they are getting something 
out of it. Just appealing to the nobility of helping the country is unlikely to work.

“In my view, the idea of 
relying on reservists is hopelessly optimistic. They [the MoD] are hoping to spend less money, because the thing about reservists is they don’t get a pension. But you’ve got to spend more money on training and welfare, so it is not necessarily a cheap option.”

Under the Strategic Defence and Security Review, the MoD is set to make £36 billion of cuts over the next four years. As a result, the army is being slashed from 102,000 to 82,000 personnel.
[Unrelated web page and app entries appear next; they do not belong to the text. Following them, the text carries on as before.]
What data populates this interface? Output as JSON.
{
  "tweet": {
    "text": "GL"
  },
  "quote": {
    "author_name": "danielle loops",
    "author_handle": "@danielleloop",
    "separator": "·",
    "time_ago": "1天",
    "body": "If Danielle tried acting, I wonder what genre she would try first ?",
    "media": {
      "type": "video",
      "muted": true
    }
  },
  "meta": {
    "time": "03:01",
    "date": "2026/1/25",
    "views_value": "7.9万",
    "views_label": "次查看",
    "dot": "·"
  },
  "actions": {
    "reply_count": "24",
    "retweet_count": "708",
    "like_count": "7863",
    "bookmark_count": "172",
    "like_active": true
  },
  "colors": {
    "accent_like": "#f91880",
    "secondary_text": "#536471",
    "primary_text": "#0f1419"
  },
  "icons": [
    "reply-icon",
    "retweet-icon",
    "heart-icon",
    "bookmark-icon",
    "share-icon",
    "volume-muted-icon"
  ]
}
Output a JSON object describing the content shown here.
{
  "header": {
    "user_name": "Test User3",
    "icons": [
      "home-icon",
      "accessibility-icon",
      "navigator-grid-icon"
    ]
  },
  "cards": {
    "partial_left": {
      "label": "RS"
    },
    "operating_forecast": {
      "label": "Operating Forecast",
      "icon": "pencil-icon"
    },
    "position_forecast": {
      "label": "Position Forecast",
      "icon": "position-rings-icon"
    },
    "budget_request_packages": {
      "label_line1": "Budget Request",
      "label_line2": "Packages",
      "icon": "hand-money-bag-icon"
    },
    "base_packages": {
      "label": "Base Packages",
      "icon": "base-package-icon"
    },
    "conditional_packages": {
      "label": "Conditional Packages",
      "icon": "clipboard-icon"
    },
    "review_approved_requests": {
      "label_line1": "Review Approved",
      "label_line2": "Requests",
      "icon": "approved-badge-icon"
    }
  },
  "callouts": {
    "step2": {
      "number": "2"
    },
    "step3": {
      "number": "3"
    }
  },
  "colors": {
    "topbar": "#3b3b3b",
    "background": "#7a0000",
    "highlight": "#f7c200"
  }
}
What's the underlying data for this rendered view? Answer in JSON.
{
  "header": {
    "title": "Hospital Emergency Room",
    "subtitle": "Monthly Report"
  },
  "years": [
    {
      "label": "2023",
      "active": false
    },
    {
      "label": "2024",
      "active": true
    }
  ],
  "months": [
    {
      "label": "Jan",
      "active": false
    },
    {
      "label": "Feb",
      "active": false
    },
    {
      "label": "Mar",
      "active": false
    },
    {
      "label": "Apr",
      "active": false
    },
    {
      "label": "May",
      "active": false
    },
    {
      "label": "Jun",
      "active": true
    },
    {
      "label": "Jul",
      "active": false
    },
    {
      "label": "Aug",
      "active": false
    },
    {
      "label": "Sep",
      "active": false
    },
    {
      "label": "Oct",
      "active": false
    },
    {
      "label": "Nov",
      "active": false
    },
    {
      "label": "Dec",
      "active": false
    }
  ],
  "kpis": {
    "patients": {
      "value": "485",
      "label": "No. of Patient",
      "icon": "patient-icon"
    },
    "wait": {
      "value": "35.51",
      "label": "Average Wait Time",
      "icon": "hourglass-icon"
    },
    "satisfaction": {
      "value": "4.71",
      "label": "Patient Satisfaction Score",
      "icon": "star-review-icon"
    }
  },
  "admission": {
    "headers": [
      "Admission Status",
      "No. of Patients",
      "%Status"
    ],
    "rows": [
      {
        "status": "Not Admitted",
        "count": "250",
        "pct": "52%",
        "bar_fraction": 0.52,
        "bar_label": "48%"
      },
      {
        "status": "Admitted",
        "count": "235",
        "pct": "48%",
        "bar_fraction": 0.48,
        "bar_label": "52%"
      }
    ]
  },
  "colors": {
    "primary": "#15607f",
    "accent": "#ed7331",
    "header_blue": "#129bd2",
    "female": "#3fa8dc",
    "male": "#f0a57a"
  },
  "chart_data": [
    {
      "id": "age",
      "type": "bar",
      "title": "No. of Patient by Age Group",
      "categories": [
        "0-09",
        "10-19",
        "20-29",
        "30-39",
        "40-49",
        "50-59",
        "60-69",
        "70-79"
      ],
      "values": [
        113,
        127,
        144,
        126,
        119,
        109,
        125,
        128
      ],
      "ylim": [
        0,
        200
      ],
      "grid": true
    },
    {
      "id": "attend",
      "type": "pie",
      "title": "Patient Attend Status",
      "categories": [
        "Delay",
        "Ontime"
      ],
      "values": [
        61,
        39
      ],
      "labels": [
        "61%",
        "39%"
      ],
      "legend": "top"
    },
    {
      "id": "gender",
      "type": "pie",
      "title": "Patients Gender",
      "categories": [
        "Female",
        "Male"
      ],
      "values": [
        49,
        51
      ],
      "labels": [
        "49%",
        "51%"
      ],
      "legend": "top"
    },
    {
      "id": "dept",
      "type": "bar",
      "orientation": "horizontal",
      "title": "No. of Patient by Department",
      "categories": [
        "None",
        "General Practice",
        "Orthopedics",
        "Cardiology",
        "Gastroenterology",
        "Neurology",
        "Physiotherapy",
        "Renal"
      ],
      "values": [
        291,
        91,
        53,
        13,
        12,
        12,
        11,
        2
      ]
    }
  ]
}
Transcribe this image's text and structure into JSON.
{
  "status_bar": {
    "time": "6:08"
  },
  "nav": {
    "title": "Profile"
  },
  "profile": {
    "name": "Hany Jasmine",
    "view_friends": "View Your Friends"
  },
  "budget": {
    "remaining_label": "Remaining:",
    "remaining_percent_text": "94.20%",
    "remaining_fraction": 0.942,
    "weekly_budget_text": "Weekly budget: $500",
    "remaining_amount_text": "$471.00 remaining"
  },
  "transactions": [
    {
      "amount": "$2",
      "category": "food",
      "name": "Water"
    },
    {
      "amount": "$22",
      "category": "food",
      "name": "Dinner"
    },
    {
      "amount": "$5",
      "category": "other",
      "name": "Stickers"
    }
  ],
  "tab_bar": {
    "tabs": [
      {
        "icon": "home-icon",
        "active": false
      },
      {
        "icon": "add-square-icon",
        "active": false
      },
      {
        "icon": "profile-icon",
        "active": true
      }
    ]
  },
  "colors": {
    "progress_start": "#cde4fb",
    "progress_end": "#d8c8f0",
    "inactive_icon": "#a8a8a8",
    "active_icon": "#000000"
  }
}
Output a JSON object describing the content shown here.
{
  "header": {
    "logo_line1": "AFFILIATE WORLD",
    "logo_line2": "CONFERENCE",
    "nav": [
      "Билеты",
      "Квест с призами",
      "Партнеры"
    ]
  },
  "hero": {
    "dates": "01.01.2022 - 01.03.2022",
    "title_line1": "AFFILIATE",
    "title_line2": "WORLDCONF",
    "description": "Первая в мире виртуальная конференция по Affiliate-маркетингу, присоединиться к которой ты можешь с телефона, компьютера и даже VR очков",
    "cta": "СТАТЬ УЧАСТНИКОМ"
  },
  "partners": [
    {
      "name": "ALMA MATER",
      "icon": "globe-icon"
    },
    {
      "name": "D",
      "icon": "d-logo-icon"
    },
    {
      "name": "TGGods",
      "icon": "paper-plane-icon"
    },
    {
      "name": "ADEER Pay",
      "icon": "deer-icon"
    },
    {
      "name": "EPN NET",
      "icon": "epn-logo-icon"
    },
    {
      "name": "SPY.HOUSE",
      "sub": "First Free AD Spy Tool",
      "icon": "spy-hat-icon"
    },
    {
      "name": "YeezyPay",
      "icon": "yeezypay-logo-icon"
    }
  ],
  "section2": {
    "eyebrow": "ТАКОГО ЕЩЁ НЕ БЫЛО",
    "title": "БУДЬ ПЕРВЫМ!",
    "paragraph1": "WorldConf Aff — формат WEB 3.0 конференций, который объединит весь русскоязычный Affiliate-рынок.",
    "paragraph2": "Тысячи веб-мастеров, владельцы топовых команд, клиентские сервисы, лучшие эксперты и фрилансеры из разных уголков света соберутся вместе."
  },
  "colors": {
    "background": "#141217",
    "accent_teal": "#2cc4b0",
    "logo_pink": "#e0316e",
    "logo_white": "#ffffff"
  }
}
TA numbers are being increased, resulting in a combined force of 112,000.